I read of people being arrested because they couldn’t buy as many of an item as they wanted. A woman, who suffered a suspected broken arm when she was caught up in a stampede at an Asda store in Belfast and of a pregnant woman pushed aside in the scrum. Pensioners and disabled people were seen trampled underfoot as crowds surged into the store.
Are we as a nation so fixated on consumerism and so avaricious, that we are prepared to lose sight of everything else? How can we have sunk so low that we are prepared to behave in this way? Is the latest tablet computer, mobile telephone or any other electronic item worth injuring others; getting arrested for or worst of all, abandoning our dignity and self respect?
How, I wonder, would the people who unthinkingly behaved so callously to these vulnerable people feel if this had happened to there loved ones?
Gratifyingly, the pictures of Black Friday in America were of happy people, enthusiastically shopping and queuing to pay for there discounted goods. No scrums, no violence, no trampled, damaged people.
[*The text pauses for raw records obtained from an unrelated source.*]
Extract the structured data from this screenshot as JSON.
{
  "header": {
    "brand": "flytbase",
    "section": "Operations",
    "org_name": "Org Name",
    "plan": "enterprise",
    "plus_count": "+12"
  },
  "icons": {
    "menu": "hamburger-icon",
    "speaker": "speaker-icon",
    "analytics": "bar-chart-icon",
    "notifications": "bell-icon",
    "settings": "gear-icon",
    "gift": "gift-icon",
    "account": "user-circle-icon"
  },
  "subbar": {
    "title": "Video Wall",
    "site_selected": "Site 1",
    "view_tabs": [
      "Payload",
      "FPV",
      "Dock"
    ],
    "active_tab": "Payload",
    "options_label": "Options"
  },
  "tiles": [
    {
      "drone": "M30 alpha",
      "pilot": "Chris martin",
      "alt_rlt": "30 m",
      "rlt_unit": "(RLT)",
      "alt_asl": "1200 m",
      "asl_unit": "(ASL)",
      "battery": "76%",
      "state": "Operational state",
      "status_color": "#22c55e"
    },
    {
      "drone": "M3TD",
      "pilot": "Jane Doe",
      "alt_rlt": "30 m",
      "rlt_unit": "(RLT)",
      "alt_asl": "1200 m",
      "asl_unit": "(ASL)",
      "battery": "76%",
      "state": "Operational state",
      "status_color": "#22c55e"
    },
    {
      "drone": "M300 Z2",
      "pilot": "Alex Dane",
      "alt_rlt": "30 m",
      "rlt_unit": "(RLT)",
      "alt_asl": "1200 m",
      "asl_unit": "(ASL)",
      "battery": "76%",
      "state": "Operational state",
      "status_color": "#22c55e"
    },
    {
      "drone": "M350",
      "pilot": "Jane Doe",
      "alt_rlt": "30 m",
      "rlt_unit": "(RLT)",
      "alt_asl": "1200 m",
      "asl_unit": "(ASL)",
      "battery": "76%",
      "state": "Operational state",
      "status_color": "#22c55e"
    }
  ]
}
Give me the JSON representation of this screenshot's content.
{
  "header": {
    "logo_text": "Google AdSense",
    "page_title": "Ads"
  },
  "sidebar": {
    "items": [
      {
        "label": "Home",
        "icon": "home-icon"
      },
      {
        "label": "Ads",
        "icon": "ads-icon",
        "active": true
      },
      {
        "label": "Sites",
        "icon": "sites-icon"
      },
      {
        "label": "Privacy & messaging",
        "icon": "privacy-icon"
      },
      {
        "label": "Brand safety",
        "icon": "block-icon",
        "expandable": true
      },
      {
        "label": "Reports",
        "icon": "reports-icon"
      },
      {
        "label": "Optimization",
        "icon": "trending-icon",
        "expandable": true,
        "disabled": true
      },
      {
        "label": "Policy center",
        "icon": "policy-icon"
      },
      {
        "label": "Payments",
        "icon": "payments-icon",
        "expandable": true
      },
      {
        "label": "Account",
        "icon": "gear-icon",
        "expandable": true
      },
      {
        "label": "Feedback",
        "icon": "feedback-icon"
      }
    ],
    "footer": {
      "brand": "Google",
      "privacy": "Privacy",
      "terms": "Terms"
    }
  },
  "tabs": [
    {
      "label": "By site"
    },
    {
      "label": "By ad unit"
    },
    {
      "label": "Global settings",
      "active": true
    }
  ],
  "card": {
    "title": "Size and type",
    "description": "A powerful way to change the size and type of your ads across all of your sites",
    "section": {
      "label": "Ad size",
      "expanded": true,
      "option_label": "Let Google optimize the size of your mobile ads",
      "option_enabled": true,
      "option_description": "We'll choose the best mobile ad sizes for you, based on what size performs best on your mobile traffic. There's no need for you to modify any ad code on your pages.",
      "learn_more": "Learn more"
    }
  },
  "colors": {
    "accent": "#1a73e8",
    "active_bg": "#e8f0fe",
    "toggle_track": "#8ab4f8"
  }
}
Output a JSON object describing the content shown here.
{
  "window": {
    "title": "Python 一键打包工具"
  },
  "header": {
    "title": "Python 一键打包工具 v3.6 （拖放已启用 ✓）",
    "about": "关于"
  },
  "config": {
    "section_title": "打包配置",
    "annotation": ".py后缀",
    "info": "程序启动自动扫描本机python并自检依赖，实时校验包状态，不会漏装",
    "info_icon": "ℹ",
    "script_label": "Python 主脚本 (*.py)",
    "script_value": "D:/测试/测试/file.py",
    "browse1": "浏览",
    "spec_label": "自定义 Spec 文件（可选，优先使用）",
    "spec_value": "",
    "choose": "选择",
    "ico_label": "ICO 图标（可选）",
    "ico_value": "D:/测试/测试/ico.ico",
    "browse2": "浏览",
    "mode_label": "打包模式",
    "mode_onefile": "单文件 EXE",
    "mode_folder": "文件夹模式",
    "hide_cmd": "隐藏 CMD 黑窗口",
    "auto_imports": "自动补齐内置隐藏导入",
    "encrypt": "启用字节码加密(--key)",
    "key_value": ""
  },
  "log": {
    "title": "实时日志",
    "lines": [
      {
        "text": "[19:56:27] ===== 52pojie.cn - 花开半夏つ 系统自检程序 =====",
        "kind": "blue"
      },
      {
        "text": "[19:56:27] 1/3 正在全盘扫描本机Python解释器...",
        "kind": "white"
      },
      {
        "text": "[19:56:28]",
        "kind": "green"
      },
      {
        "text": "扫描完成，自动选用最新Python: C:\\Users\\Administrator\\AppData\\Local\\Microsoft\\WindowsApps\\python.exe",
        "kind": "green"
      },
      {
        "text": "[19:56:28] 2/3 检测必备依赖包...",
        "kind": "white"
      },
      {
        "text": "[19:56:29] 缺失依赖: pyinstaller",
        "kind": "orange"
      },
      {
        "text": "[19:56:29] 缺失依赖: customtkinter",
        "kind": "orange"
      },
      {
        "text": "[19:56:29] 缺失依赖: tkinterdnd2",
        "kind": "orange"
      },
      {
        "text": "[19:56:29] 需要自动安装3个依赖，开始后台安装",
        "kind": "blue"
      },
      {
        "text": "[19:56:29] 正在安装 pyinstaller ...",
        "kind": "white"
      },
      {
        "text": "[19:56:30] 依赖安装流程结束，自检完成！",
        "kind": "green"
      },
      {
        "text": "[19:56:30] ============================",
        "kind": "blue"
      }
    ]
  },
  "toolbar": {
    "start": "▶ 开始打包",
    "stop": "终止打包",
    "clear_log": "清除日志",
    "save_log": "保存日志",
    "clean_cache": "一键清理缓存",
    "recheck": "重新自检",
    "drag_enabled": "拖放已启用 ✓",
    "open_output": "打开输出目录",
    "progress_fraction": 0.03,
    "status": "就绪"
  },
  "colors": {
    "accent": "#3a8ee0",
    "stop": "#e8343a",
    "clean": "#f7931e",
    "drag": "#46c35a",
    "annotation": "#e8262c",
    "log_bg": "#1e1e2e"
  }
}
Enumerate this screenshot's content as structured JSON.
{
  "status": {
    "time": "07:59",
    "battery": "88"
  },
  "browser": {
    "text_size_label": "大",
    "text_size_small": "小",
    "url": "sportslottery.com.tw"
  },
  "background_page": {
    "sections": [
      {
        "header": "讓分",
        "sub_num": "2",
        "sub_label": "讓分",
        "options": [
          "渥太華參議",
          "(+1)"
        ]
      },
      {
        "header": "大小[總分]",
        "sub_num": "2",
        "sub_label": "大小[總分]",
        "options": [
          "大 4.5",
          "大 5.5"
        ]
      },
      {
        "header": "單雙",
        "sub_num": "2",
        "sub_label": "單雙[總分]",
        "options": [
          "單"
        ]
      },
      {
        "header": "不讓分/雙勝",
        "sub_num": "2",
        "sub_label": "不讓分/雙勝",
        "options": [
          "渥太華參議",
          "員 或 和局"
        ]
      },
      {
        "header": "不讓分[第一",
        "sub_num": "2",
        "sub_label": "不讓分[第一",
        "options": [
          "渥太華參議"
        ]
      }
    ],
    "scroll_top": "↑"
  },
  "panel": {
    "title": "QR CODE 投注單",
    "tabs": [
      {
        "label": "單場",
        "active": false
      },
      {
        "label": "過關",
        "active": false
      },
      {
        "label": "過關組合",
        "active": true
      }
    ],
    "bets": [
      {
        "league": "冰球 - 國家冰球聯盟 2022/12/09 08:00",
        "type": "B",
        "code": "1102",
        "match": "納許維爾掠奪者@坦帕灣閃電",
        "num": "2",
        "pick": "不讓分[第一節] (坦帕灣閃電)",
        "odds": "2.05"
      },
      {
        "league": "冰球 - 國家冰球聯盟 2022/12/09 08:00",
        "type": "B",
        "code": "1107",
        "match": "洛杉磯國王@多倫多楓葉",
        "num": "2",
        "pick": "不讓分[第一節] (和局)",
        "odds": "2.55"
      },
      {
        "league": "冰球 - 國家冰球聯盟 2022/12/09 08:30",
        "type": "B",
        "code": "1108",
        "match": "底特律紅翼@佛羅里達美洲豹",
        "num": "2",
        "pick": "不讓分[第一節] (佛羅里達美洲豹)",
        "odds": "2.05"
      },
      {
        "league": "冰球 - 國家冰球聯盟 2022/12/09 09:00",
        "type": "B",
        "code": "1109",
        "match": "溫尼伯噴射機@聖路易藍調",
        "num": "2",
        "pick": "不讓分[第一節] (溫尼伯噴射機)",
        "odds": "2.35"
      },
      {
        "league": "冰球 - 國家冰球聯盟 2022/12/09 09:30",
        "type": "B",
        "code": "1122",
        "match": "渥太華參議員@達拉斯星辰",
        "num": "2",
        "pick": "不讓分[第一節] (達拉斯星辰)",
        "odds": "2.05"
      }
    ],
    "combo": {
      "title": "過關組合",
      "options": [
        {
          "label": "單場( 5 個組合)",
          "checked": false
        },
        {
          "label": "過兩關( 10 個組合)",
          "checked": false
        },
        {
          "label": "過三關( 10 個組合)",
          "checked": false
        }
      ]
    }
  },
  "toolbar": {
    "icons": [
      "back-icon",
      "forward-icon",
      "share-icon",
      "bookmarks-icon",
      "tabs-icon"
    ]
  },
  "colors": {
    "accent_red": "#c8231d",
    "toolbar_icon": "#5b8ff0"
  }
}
I’m sure there were instances in America of stupidity and insensitive behaviour, but they weren’t the overwhelming message.
America has exported Black Friday and all of it’s benefits to Britain; next year, could they show us how to enjoy it graciously and in the spirit it is intended: the beginning of the true build up to Christmas.